> _Records from a collection_:
────────────────
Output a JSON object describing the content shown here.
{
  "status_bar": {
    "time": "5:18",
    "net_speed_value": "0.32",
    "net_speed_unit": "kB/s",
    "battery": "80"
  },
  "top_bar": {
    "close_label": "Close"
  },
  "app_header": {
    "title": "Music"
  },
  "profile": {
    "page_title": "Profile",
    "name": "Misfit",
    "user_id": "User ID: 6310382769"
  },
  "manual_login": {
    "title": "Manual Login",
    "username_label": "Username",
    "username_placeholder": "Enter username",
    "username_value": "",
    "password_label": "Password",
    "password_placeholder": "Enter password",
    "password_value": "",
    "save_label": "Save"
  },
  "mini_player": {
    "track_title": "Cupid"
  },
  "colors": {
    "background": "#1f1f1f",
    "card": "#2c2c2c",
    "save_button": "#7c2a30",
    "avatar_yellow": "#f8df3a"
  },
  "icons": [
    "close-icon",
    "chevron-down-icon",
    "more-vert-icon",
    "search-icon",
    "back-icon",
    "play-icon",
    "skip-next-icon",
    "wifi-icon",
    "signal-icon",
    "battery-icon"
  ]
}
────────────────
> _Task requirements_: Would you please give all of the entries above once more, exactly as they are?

> _Final answer_:
Output a JSON object describing the content shown here.
{
  "status_bar": {
    "time": "5:18",
    "net_speed_value": "0.32",
    "net_speed_unit": "kB/s",
    "battery": "80"
  },
  "top_bar": {
    "close_label": "Close"
  },
  "app_header": {
    "title": "Music"
  },
  "profile": {
    "page_title": "Profile",
    "name": "Misfit",
    "user_id": "User ID: 6310382769"
  },
  "manual_login": {
    "title": "Manual Login",
    "username_label": "Username",
    "username_placeholder": "Enter username",
    "username_value": "",
    "password_label": "Password",
    "password_placeholder": "Enter password",
    "password_value": "",
    "save_label": "Save"
  },
  "mini_player": {
    "track_title": "Cupid"
  },
  "colors": {
    "background": "#1f1f1f",
    "card": "#2c2c2c",
    "save_button": "#7c2a30",
    "avatar_yellow": "#f8df3a"
  },
  "icons": [
    "close-icon",
    "chevron-down-icon",
    "more-vert-icon",
    "search-icon",
    "back-icon",
    "play-icon",
    "skip-next-icon",
    "wifi-icon",
    "signal-icon",
    "battery-icon"
  ]
}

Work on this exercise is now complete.